by Mary E. Lowd
Originally published in Daily Science Fiction, December 2016
It took a hundred years to design and build the first planet. Multi-dimensional bulldozers and hyper-spatial cranes arranged the mountains, the icy spires, the cozy sea-green valleys in-between. Everything was perfect; ready for a feathered avian species to take roost in the frozen castle-like heights or maybe a variety of vine-swinging primates to set up their homes in the valleys. But no one came.
So I built another world — a moon to circle the planet. To follow the theme, the moon’s face was formed from glassy mirror-like ice, great stretches and planes of ice. Hoofed equines could pound their way around the moon, reveling in those wide, broad planes. But the equines didn’t come.
The planet and the moon shone at each other, reflecting each other’s empty beauty, waiting.
No one wants ice worlds anymore, I thought. My next planet was red and dusty, and it only took a few years to build, smashing asteroids together, gluing them in place. But no reptiles came to bask in the red world’s sun-burnt warmth.
I was good at building worlds now — I could churn them out, one every several years.
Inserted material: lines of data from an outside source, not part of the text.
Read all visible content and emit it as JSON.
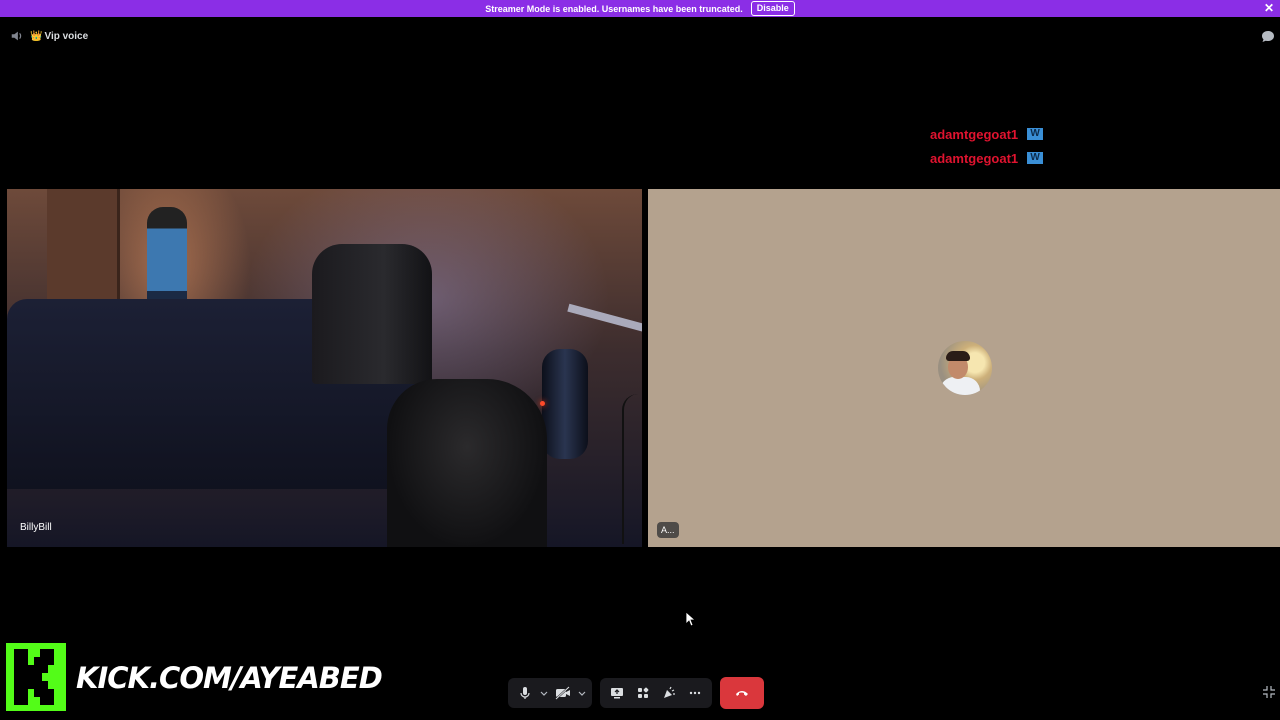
{
  "banner": {
    "text": "Streamer Mode is enabled. Usernames have been truncated.",
    "button": "Disable",
    "close": "✕"
  },
  "channel": {
    "name": "Vip voice",
    "emoji": "👑"
  },
  "chat": {
    "messages": [
      {
        "user": "adamtgegoat1",
        "badge": "W"
      },
      {
        "user": "adamtgegoat1",
        "badge": "W"
      }
    ]
  },
  "participants": [
    {
      "name": "BillyBill"
    },
    {
      "name": "A..."
    }
  ],
  "overlay": {
    "kick_url": "KICK.COM/AYEABED"
  },
  "colors": {
    "banner": "#8b2ee6",
    "hangup": "#da373c",
    "kick_green": "#53fc18",
    "chat_name": "#e0132f"
  }
}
So, I kept building: a green planet, wishing for a civilization of tiny rodents; another covered in oceans, hoping to become inhabited by sentient fish; an entire world carved out of a giant purple gem — I don’t even know who would live there. But it’s beautiful.
Each of them waited.
Each of them is waiting.
I keep building worlds, hoping that some day the creatures will come, but there are too many other worlds out there for them. Too many places to live. Yet, I keep building. Some day they will come.
Until then, my empty empire is perfect and serene.